25. Very sensitive with respect to going wrong (3-6)
TOP SECRET.  That sort of sensitive - i.e what's exposed by Wikileaks.  Anagram (going wrong) of RESPECT TO.
26. Return from east idly wandering around (5)
YIELD.  Anagram (wandering around) of IDLY with E.

Down

1.  Make-up -- very little -- applied carelessly (8)
SLAPDASH.  SLAP=slang for make-up.  DASH=very little, as in angostura bitters in a rye old-fashioned.
2.  Case of rickets interrupting show is a setback.
REVERSAL.  R[icket]S contained in REVEAL=show.
3.  Serviceman spied jumping up and down (5-10)
MANIC-DEPRESSIVE.  Anagram (jumping) of SERVICEMAN SPIED.
4. Dairy product's not long-lasting, for the most part (4)
BRIE.  BRIE[f].  Shortened.
5.  Will's character: something he has to say is what matters (6,4)
BOTTOM LINE.  In Midsummer Night's Dream, Bottom speaks his lines.  Annoying bit of corporate-speak but a very nice clue.
6.  Tail of whiting hugely in fashion for foodies? (15)
GASTRONOMICALLY [Whitin]G with ASTRONOMICALLY=hugely.
7. Plan military commander keeps close (6)
AGENDA.  AGA=military commander containing (keeps) END=close.
8.  Recorded absorbing intro from radio, turning set off (6)
DEPART.  TAPED=recorded containing R[adio] reversed (turning).
13.  The digit between numbers three and five?
RING FINGER.  Fourth finger - of left hand for a wedding ring, but you knew that.
15.  Political writer accepting his own name for putrid substance (8)
PTOMAINE.  Thomas Paine, one of the Founding Fathers of the US (although he didn't sign the Declaration of Independence).  Author of Common Sense.

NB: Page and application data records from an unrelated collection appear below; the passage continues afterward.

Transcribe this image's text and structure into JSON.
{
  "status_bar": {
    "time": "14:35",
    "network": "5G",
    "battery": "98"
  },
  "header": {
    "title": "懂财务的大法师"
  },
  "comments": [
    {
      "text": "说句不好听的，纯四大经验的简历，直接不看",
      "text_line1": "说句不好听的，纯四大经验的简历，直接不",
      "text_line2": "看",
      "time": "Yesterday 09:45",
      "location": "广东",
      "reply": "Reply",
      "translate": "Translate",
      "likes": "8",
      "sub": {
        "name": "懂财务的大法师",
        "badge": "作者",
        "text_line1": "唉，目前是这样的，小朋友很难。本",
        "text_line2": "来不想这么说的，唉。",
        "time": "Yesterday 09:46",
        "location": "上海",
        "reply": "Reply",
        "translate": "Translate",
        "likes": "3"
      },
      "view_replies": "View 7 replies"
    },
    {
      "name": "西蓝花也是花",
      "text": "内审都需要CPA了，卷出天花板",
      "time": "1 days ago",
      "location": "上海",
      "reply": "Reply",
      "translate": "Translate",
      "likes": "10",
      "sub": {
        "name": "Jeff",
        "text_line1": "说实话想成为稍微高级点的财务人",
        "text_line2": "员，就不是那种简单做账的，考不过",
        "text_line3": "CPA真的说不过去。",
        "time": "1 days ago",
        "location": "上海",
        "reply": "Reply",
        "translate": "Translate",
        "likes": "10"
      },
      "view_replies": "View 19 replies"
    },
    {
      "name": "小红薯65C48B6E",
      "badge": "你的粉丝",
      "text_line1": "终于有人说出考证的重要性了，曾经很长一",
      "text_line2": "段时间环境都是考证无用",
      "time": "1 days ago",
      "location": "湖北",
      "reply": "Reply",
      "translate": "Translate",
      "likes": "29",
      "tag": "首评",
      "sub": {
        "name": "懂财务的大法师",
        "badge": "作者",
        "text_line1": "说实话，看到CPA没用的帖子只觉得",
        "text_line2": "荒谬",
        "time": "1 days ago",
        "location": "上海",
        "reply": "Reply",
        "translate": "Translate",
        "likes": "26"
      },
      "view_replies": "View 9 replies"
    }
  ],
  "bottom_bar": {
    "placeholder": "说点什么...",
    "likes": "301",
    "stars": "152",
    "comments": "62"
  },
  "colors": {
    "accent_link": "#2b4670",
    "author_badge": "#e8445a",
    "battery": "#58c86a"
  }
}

Here he is shown ingesting his abbreviated first name.
16.  Sprayed your somewhat black clothes (8)
SYRINGED.  SINGED=somewhat black containing YR short for your.  I'd thought of a syringe as a more directed kind of squirt, as in a hypodermic, but on reflection I believe it can also be a sprinkler.
18.  Person using computers etc. after tot (6)
ADDICT.  ADD=tot.  ICT=info and communications technology.
19.  Exercise with body part raised (4,2)
WARM UP.  W[ith] ARM UP=raised.
22.  Not yet settled on time for pair-work?
DUET.  DUE=not yet settled with T.